From the late Andrew Gwinn I learned that his father was a woodsman by profession, what the French term a courier de bois. As a scout he served under Lord Dunmore and fought the Indians under Cornstalk at the battle of Point Pleasant. John was his eldest son and had the good fortune to marry a woman of exceptional wisdom and patience. It was said of her that no other woman could control his passionate fits. They were energetic, industrious and prosperous. Deciding to live in the Wabash country, they spent a year in preparation. Two great poplar trees, made two large canoes. These dugouts were launched on New River, placed catamaran fashion, a deck was built over them, and pitching his tent on top, with his family inside, the craft floated down the river. Down the Kanawha, down the Ohio to the mouth of the Wabash. In the low water of summer he and his sons pushed that flotilla up stream, day after day, till they reached Eugene. They staid here a couple of years, as I have understood, living in the tent, and in the spring of 1829, moved to the Ambraw. Mr. Richman has ever since carried the distinction of being the first settler in Douglas County. The exact date is to me unknown.
It may be stated here as an item of county history, that Captain Samuel Ashmore in that same year located in Sargent town-ship on what is known as the Sargent farm. His son, Omer, living in Iowa, writes me that they came to a halt on the 15th day of May. His father had two wagons, five yoke of cattle and a pair of horses. They immediately broke up twenty acres, planted and fenced it, housing themselves in the covered wagon. The next thing in order was a house. The late Geo. Ashmore told me that
119his father sent him up to Richman's for help, and the next day Mr. Richman and four of his sons came down to assist in the raising. In that year but these two families were in the county, and it is quite certain that this was the first house in the county. House building items of an early date have an interest for every locality. The late Young E. Winkler stated that his mother and his brother Edmund came to Brushy Fork in 1830. They built the first house at what is known as the north end of the Hopkins bridge. The little clearing is there yet, and the house to my recollection stood there tenantless for many years. Ed moved from there to the Albin farm. In the fall of that year Mr. Winkler came to Brushy on a visit; from there he rode over to Richman's. They were still living in the big tent. Old John, as he was called, had at that time six bee trees marked in the woods. Mr. Winkler tried to buy one, but could not. Mr. Richman had scruples, thought it would be an act of betrayal, which the bees might avange by a spell on him, rendering it impossible to ever find another hive.
The Richman boys were quite peaceable men, much like their mother in disposition. John and David had her dark hair and personally resembled her. All had more or less of their father's disposition. When David lay in his last illness, he told me he wished to sell out; hoped to get six dollars per acre for his little farm, hoped to get well, to go to Oregon, to the Rocky Mountains to hunt the bear, the elk and the blacktailed deer. Of his five sons, I thought Lewis, the youngest, resembled his father the most.

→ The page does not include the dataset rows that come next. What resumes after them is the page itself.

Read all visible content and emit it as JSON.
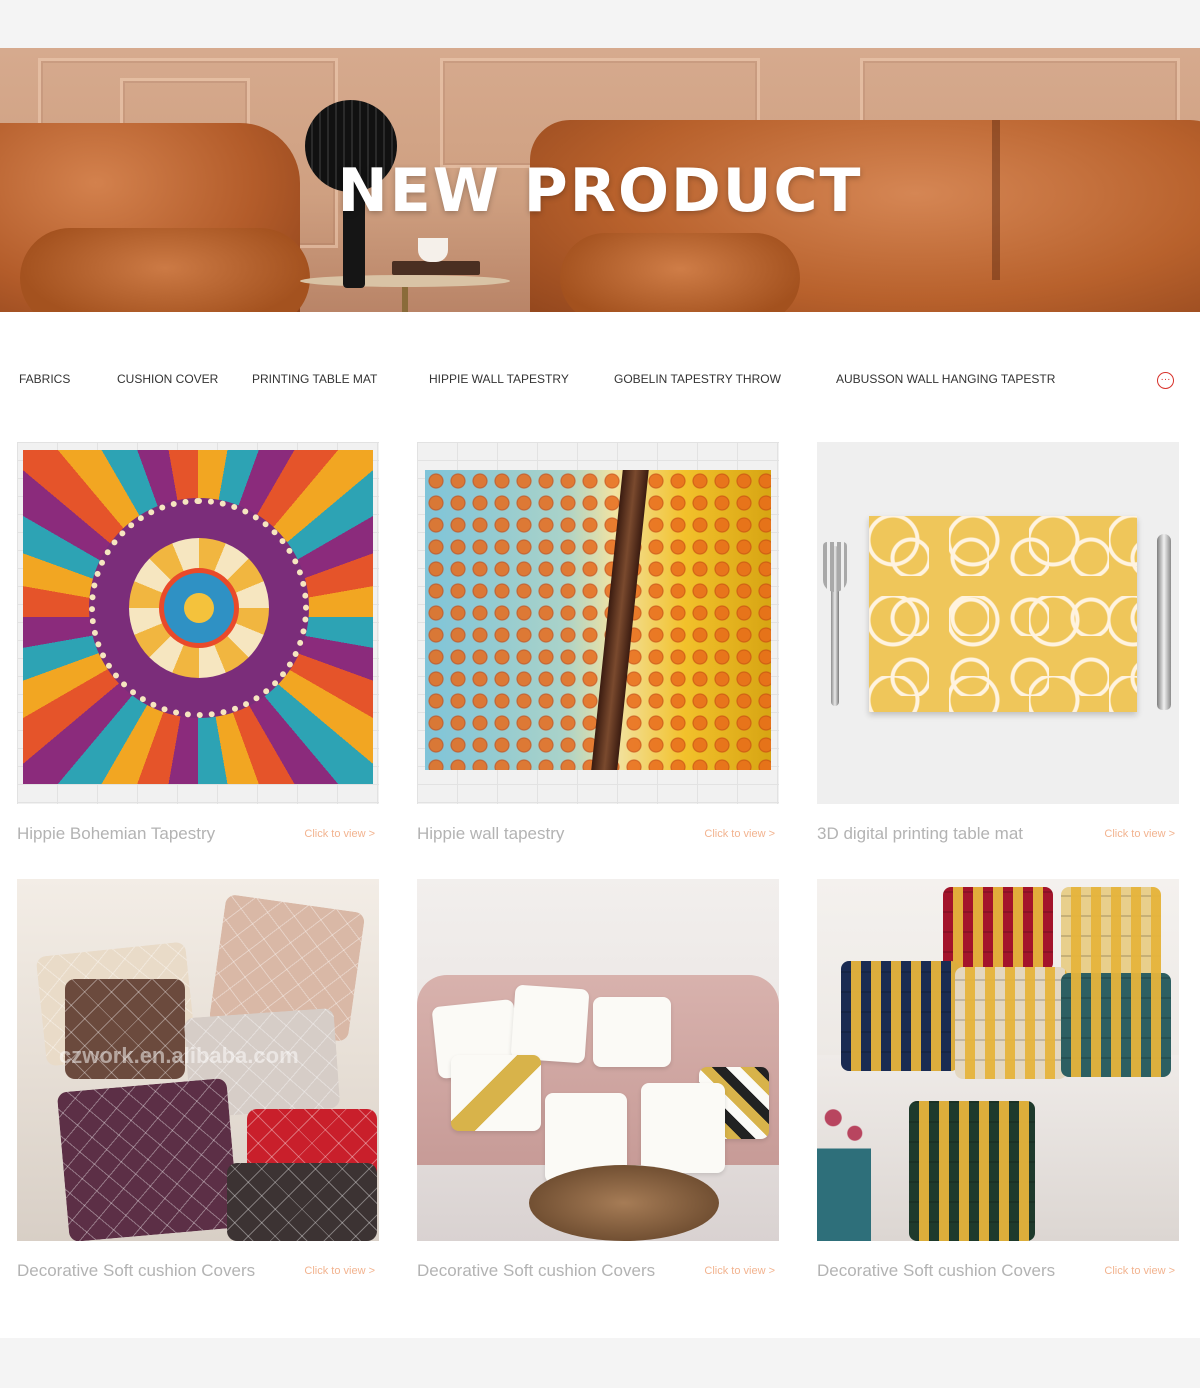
{
  "banner": {
    "title": "NEW PRODUCT"
  },
  "nav": {
    "categories": [
      "FABRICS",
      "CUSHION COVER",
      "PRINTING TABLE MAT",
      "HIPPIE WALL TAPESTRY",
      "GOBELIN TAPESTRY THROW",
      "AUBUSSON WALL HANGING TAPESTR"
    ],
    "more_icon": "ellipsis-circle-icon",
    "accent_color": "#d8322b"
  },
  "products": [
    {
      "name": "Hippie Bohemian Tapestry",
      "link": "Click to view >"
    },
    {
      "name": "Hippie wall tapestry",
      "link": "Click to view >"
    },
    {
      "name": "3D digital printing table mat",
      "link": "Click to view >"
    },
    {
      "name": "Decorative Soft cushion Covers",
      "link": "Click to view >"
    },
    {
      "name": "Decorative Soft cushion Covers",
      "link": "Click to view >"
    },
    {
      "name": "Decorative Soft cushion Covers",
      "link": "Click to view >"
    }
  ],
  "watermark": "czwork.en.alibaba.com",
  "colors": {
    "product_name": "#b3b3b3",
    "link": "#f2b38f"
  }
}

Discussing this point once with the late James Hammet, he disagreed with me, but to me, the resemblance, if not striking, was considerable. Alike in size and build, both had sandy hair, the same piping voice and the same wild staring look.
As a sequel to my sketch of this wild man of the woods, permit me to close with an anecdote told me long ago by the Rev. John Steel, of Grandview, Edgar County. Mr. Steel was born on the Greenbrier River in Virginia, near the Richmans and knew the family well, especially the younger members of it. He stated that a new church had been built in the neighborhood, seated in pew style, finished and dedicated. On a summer's Sabbath day